### Problem requirements
Read the records below. Copy each line where the string "placeholder" occurs.

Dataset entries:
+ + +

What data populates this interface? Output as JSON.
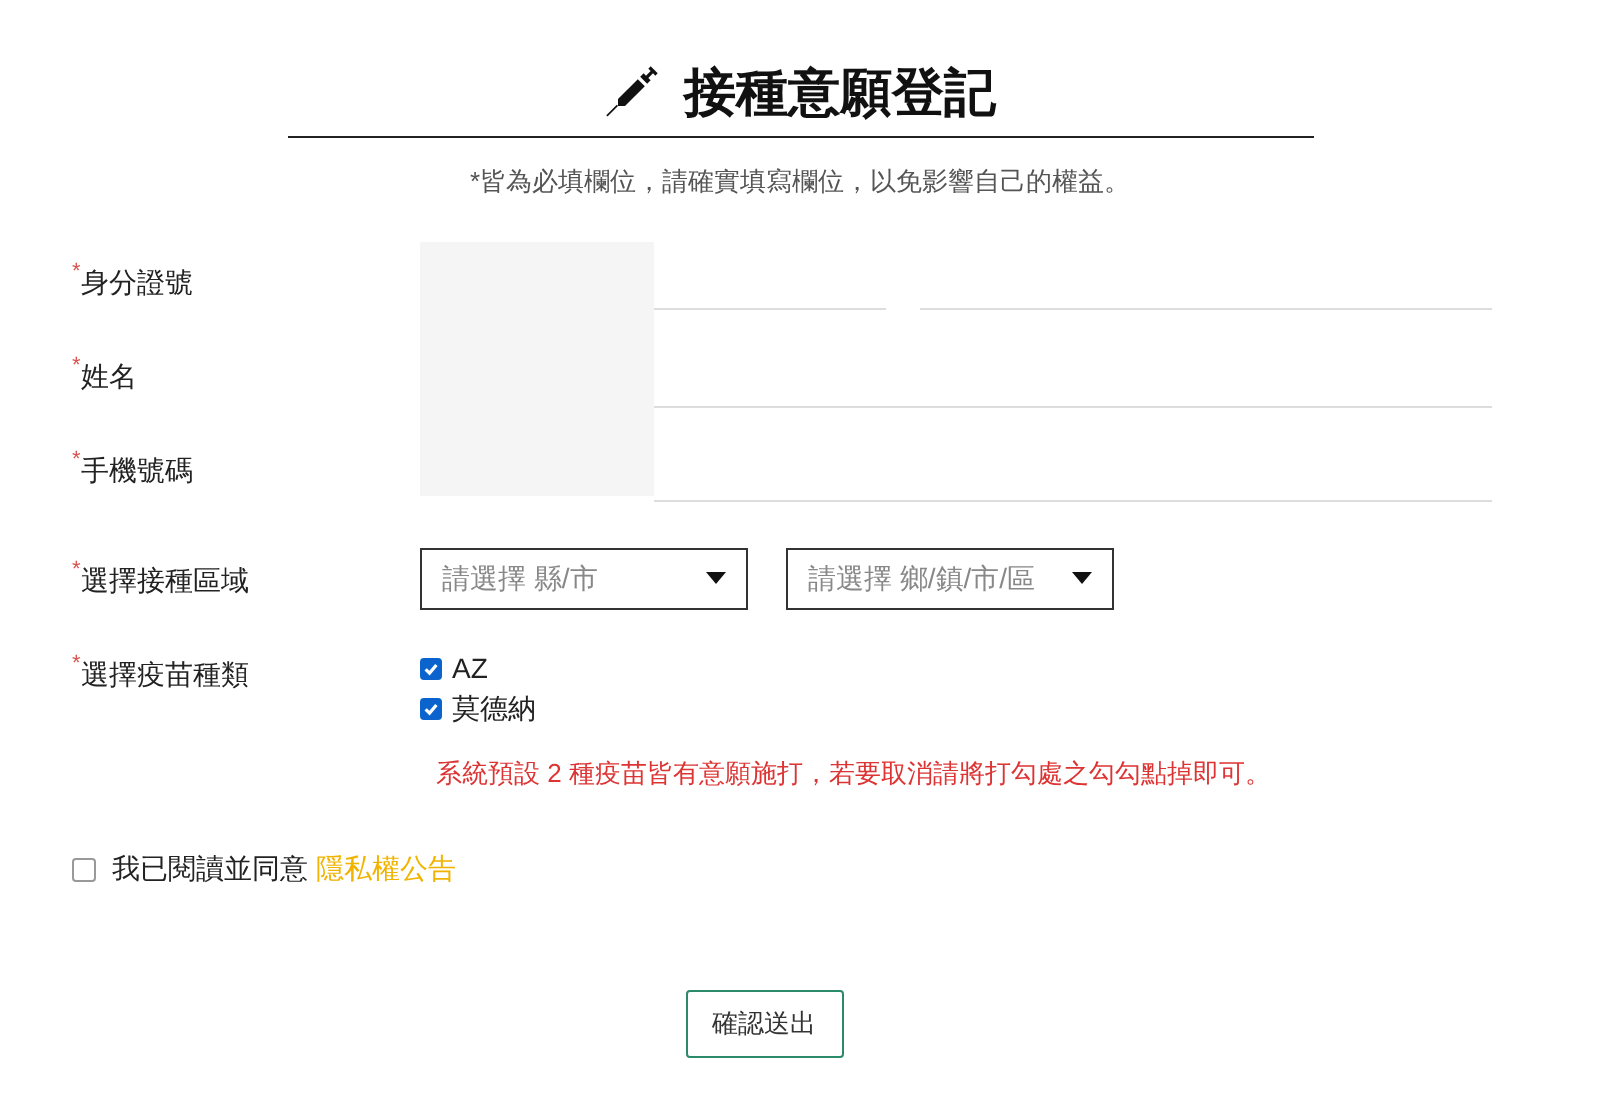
{
  "title": "接種意願登記",
  "notice": "*皆為必填欄位，請確實填寫欄位，以免影響自己的權益。",
  "fields": [
    {
      "kind": "split",
      "required_mark": "*",
      "label": "身分證號"
    },
    {
      "kind": "text",
      "required_mark": "*",
      "label": "姓名"
    },
    {
      "kind": "text",
      "required_mark": "*",
      "label": "手機號碼"
    }
  ],
  "region": {
    "required_mark": "*",
    "label": "選擇接種區域",
    "selects": [
      {
        "placeholder": "請選擇 縣/市"
      },
      {
        "placeholder": "請選擇 鄉/鎮/市/區"
      }
    ]
  },
  "vaccine": {
    "required_mark": "*",
    "label": "選擇疫苗種類",
    "options": [
      {
        "label": "AZ",
        "checked": true
      },
      {
        "label": "莫德納",
        "checked": true
      }
    ],
    "note": "系統預設 2 種疫苗皆有意願施打，若要取消請將打勾處之勾勾點掉即可。"
  },
  "agreement": {
    "checked": false,
    "text": "我已閱讀並同意",
    "link": "隱私權公告"
  },
  "submit": "確認送出"
}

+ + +

### Exercise output
        "placeholder": "請選擇 縣/市"
        "placeholder": "請選擇 鄉/鎮/市/區"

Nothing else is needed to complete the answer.